In the U.S.A., donating to “tax-exempt” organizations does not automatically qualify those donations as tax-deductible.  The charitable organization must be qualified at the time of the contribution. It is the organization’s responsibility to ensure that its character, purposes, actions, and method of operation satisfy the qualification requirements so contributors have assurance that their contributions are tax-deductible at the time made.

While a native charity can use contributions abroad, it cannot merely transfer them to a foreign charity. Contributions are typically only deductible if it can be shown, among other requirements, the domestic charitable organization is not serving as an agent for, or conduit of, a foreign charitable organization.

Different Rules for Different Countries
Special rules and laws apply to charitable organizations in Canada, Israel and Mexico. Donations to certain Canadian charitable organizations covered under an income tax treaty with Canada may be tax-deductible. Under most circumstances, the taxpayer must have income from at least one source in Canada.

A tax treaty between the U.S. and Israel provides that a contribution to an Israeli charitable organization is deductible if and to the extent the contribution would have been treated as a charitable contribution if the organization had been created or organized under U.S. law. Similar to Canadian donations, the taxpayer must have income from sources in Israel.

The same method applies to contributions to Mexican charitable organizations. Under the United States-Mexico income tax treaty, a contribution to a Mexican charitable organization may be deductible but only if and to the extent the contribution would have been treated as a charitable contribution to a public charity created or organized under U.S. law. Usually, the taxpayer must have income sources in Mexico.

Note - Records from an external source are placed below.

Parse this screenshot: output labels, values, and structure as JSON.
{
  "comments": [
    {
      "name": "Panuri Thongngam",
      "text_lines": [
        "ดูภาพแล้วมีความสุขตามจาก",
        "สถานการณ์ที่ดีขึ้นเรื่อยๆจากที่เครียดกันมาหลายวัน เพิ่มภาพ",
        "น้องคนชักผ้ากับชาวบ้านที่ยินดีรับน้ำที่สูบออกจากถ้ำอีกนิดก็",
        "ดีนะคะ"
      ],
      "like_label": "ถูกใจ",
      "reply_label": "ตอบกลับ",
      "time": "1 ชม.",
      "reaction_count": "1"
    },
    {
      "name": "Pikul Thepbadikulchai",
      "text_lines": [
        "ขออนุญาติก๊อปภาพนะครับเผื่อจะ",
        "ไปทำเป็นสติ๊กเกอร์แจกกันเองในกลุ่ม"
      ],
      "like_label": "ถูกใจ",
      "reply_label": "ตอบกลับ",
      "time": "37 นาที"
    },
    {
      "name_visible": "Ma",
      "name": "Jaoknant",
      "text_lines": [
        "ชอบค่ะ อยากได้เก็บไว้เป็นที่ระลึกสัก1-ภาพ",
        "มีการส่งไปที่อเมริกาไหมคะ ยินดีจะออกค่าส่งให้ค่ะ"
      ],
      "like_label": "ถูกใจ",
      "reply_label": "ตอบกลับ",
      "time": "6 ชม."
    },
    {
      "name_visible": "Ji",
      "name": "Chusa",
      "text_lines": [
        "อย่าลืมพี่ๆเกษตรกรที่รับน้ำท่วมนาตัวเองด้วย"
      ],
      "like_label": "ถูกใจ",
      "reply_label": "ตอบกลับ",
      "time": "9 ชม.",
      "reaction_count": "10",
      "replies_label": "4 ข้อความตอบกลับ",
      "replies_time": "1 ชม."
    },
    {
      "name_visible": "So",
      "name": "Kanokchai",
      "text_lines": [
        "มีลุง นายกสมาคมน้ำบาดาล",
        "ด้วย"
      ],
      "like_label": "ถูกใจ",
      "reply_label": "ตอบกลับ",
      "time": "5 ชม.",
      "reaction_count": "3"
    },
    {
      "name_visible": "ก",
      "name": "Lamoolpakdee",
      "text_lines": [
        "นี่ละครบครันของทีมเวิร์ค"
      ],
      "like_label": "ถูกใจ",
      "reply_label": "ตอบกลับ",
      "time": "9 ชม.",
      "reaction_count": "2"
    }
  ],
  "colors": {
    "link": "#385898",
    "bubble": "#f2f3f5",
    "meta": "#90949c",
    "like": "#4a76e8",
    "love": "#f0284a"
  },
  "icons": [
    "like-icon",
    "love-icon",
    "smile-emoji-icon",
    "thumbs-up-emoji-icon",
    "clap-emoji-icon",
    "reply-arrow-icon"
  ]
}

Contact us if you have any questions about contributions to foreign charities 417-881-0145.